■ **What is expected**: In the data that follows, find each line containing "headline" and copy it.

___

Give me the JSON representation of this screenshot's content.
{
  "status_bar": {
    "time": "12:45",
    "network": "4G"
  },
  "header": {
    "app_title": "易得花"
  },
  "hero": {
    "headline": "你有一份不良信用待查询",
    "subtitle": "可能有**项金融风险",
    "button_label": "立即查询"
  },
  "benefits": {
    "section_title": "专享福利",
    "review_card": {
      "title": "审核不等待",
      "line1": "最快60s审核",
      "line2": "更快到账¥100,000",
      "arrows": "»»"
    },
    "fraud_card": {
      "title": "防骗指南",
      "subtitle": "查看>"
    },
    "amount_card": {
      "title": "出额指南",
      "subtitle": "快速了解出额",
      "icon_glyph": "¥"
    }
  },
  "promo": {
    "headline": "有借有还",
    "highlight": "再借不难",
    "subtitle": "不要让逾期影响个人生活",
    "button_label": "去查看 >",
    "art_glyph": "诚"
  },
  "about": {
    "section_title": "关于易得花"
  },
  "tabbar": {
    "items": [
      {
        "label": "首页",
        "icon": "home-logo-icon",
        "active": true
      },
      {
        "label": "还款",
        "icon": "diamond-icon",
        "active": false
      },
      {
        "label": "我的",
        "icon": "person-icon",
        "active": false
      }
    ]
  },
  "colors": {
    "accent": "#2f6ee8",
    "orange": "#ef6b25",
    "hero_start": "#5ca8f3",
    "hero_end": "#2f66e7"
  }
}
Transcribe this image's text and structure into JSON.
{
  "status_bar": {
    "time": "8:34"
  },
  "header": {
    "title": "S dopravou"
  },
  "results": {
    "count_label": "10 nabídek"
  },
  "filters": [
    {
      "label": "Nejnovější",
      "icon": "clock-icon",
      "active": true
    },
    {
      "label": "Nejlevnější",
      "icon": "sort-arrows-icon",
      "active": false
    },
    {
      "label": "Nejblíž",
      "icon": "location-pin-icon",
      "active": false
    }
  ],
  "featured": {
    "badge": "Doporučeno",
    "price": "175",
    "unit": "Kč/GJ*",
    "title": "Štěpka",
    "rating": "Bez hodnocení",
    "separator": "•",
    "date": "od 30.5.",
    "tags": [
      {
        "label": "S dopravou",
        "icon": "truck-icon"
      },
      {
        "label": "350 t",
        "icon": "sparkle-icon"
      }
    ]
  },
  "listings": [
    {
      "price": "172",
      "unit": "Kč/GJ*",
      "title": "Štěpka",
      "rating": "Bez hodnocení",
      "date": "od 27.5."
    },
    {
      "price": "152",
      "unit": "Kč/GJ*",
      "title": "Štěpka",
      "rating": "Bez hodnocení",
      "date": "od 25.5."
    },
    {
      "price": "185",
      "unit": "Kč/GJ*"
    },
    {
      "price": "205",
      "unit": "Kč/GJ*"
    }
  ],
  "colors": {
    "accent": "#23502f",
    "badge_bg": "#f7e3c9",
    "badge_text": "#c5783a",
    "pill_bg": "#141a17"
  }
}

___

■ **Response for this exercise**:
    "headline": "你有一份不良信用待查询",
    "headline": "有借有还",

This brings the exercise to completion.